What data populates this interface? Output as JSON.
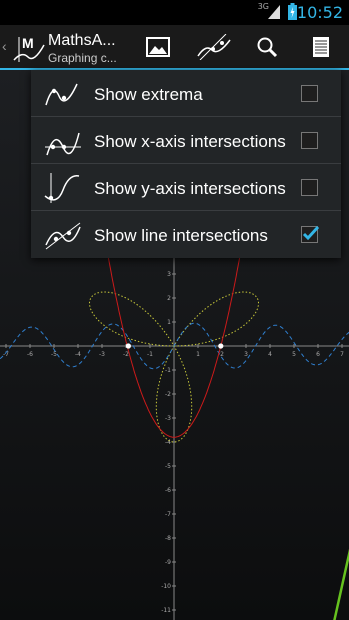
{
  "status_bar": {
    "time": "10:52",
    "network": "3G"
  },
  "action_bar": {
    "title": "MathsA...",
    "subtitle": "Graphing c...",
    "actions": [
      "image-icon",
      "curve-icon",
      "search-icon",
      "menu-icon"
    ]
  },
  "menu": {
    "items": [
      {
        "label": "Show extrema",
        "checked": false,
        "icon": "extrema-icon"
      },
      {
        "label": "Show x-axis intersections",
        "checked": false,
        "icon": "x-intersections-icon"
      },
      {
        "label": "Show y-axis intersections",
        "checked": false,
        "icon": "y-intersections-icon"
      },
      {
        "label": "Show line intersections",
        "checked": true,
        "icon": "line-intersections-icon"
      }
    ]
  },
  "graph": {
    "x_ticks": [
      "-7",
      "-6",
      "-5",
      "-4",
      "-3",
      "-2",
      "-1",
      "1",
      "2",
      "3",
      "4",
      "5",
      "6",
      "7"
    ],
    "y_ticks": [
      "3",
      "2",
      "1",
      "-1",
      "-2",
      "-3",
      "-4",
      "-5",
      "-6",
      "-7",
      "-8",
      "-9",
      "-10",
      "-11"
    ],
    "colors": {
      "parabola": "#cc1a1a",
      "wave": "#2f7fcf",
      "rose": "#c8c83a",
      "line": "#66c21f",
      "accent": "#33b5e5"
    }
  }
}
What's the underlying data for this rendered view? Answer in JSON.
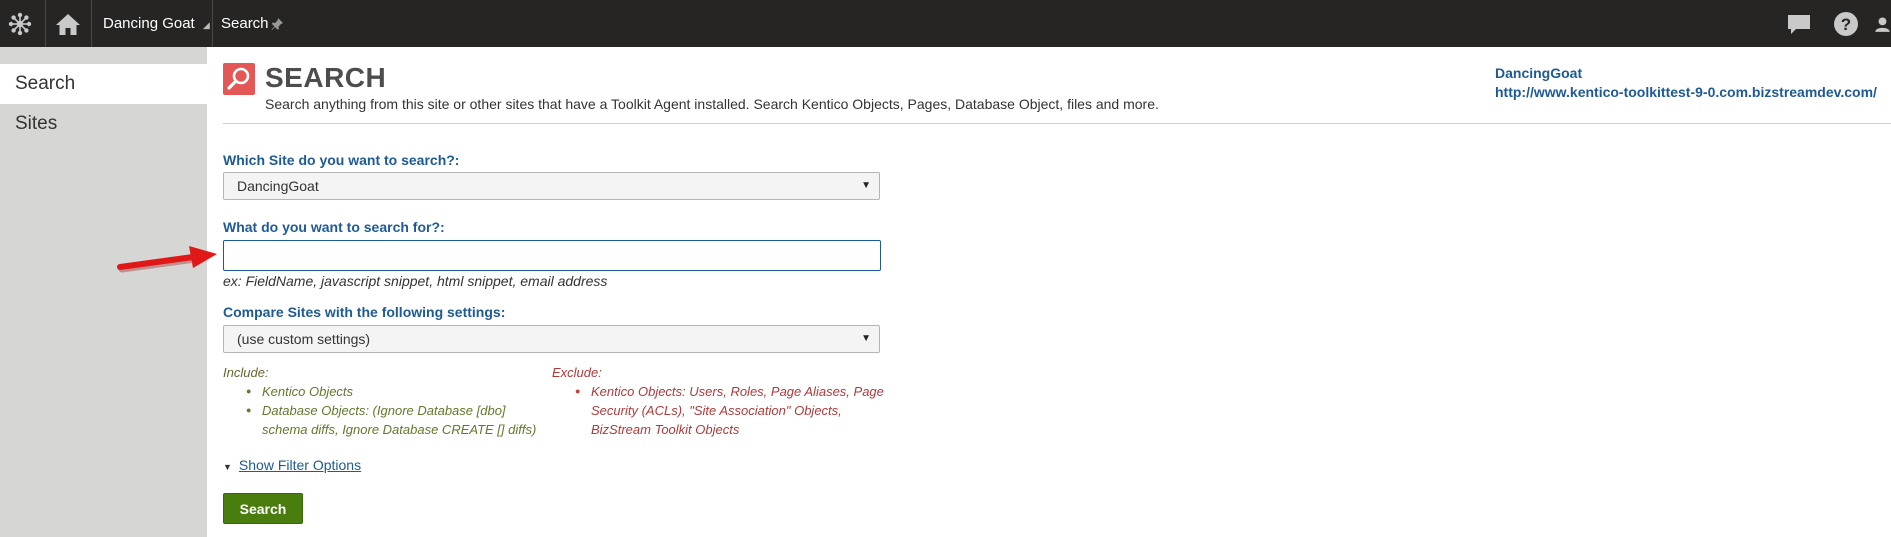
{
  "topbar": {
    "site_name": "Dancing Goat",
    "app_name": "Search",
    "icons": [
      "kentico-logo-icon",
      "home-icon",
      "pin-icon",
      "chat-icon",
      "help-icon",
      "user-icon"
    ]
  },
  "sidebar": {
    "items": [
      {
        "label": "Search",
        "active": true
      },
      {
        "label": "Sites",
        "active": false
      }
    ]
  },
  "header": {
    "title": "SEARCH",
    "description": "Search anything from this site or other sites that have a Toolkit Agent installed. Search Kentico Objects, Pages, Database Object, files and more.",
    "site_name": "DancingGoat",
    "site_url": "http://www.kentico-toolkittest-9-0.com.bizstreamdev.com/"
  },
  "form": {
    "site_label": "Which Site do you want to search?:",
    "site_value": "DancingGoat",
    "query_label": "What do you want to search for?:",
    "query_value": "",
    "query_hint": "ex: FieldName, javascript snippet, html snippet, email address",
    "compare_label": "Compare Sites with the following settings:",
    "compare_value": "(use custom settings)",
    "include_heading": "Include:",
    "include_items": [
      "Kentico Objects",
      "Database Objects: (Ignore Database [dbo] schema diffs, Ignore Database CREATE [] diffs)"
    ],
    "exclude_heading": "Exclude:",
    "exclude_items": [
      "Kentico Objects: Users, Roles, Page Aliases, Page Security (ACLs), \"Site Association\" Objects, BizStream Toolkit Objects"
    ],
    "filter_link": "Show Filter Options",
    "search_button": "Search"
  },
  "colors": {
    "topbar": "#262524",
    "sidebar": "#d6d6d4",
    "accent_blue": "#1e5a96",
    "title_icon": "#e35757",
    "button_green": "#497d0e",
    "include_text": "#5f7a2a",
    "exclude_text": "#b03a3a",
    "annotation_arrow": "#e01818"
  }
}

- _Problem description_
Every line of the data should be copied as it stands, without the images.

- _Final answer_
What data populates this interface? Output as JSON.
{
  "status_bar": {
    "time": "10:52",
    "network": "3G"
  },
  "action_bar": {
    "title": "MathsA...",
    "subtitle": "Graphing c...",
    "actions": [
      "image-icon",
      "curve-icon",
      "search-icon",
      "menu-icon"
    ]
  },
  "menu": {
    "items": [
      {
        "label": "Show extrema",
        "checked": false,
        "icon": "extrema-icon"
      },
      {
        "label": "Show x-axis intersections",
        "checked": false,
        "icon": "x-intersections-icon"
      },
      {
        "label": "Show y-axis intersections",
        "checked": false,
        "icon": "y-intersections-icon"
      },
      {
        "label": "Show line intersections",
        "checked": true,
        "icon": "line-intersections-icon"
      }
    ]
  },
  "graph": {
    "x_ticks": [
      "-7",
      "-6",
      "-5",
      "-4",
      "-3",
      "-2",
      "-1",
      "1",
      "2",
      "3",
      "4",
      "5",
      "6",
      "7"
    ],
    "y_ticks": [
      "3",
      "2",
      "1",
      "-1",
      "-2",
      "-3",
      "-4",
      "-5",
      "-6",
      "-7",
      "-8",
      "-9",
      "-10",
      "-11"
    ],
    "colors": {
      "parabola": "#cc1a1a",
      "wave": "#2f7fcf",
      "rose": "#c8c83a",
      "line": "#66c21f",
      "accent": "#33b5e5"
    }
  }
}
What's the underlying data for this rendered view? Answer in JSON.
{
  "topbar": {
    "site_name": "Dancing Goat",
    "app_name": "Search",
    "icons": [
      "kentico-logo-icon",
      "home-icon",
      "pin-icon",
      "chat-icon",
      "help-icon",
      "user-icon"
    ]
  },
  "sidebar": {
    "items": [
      {
        "label": "Search",
        "active": true
      },
      {
        "label": "Sites",
        "active": false
      }
    ]
  },
  "header": {
    "title": "SEARCH",
    "description": "Search anything from this site or other sites that have a Toolkit Agent installed. Search Kentico Objects, Pages, Database Object, files and more.",
    "site_name": "DancingGoat",
    "site_url": "http://www.kentico-toolkittest-9-0.com.bizstreamdev.com/"
  },
  "form": {
    "site_label": "Which Site do you want to search?:",
    "site_value": "DancingGoat",
    "query_label": "What do you want to search for?:",
    "query_value": "",
    "query_hint": "ex: FieldName, javascript snippet, html snippet, email address",
    "compare_label": "Compare Sites with the following settings:",
    "compare_value": "(use custom settings)",
    "include_heading": "Include:",
    "include_items": [
      "Kentico Objects",
      "Database Objects: (Ignore Database [dbo] schema diffs, Ignore Database CREATE [] diffs)"
    ],
    "exclude_heading": "Exclude:",
    "exclude_items": [
      "Kentico Objects: Users, Roles, Page Aliases, Page Security (ACLs), \"Site Association\" Objects, BizStream Toolkit Objects"
    ],
    "filter_link": "Show Filter Options",
    "search_button": "Search"
  },
  "colors": {
    "topbar": "#262524",
    "sidebar": "#d6d6d4",
    "accent_blue": "#1e5a96",
    "title_icon": "#e35757",
    "button_green": "#497d0e",
    "include_text": "#5f7a2a",
    "exclude_text": "#b03a3a",
    "annotation_arrow": "#e01818"
  }
}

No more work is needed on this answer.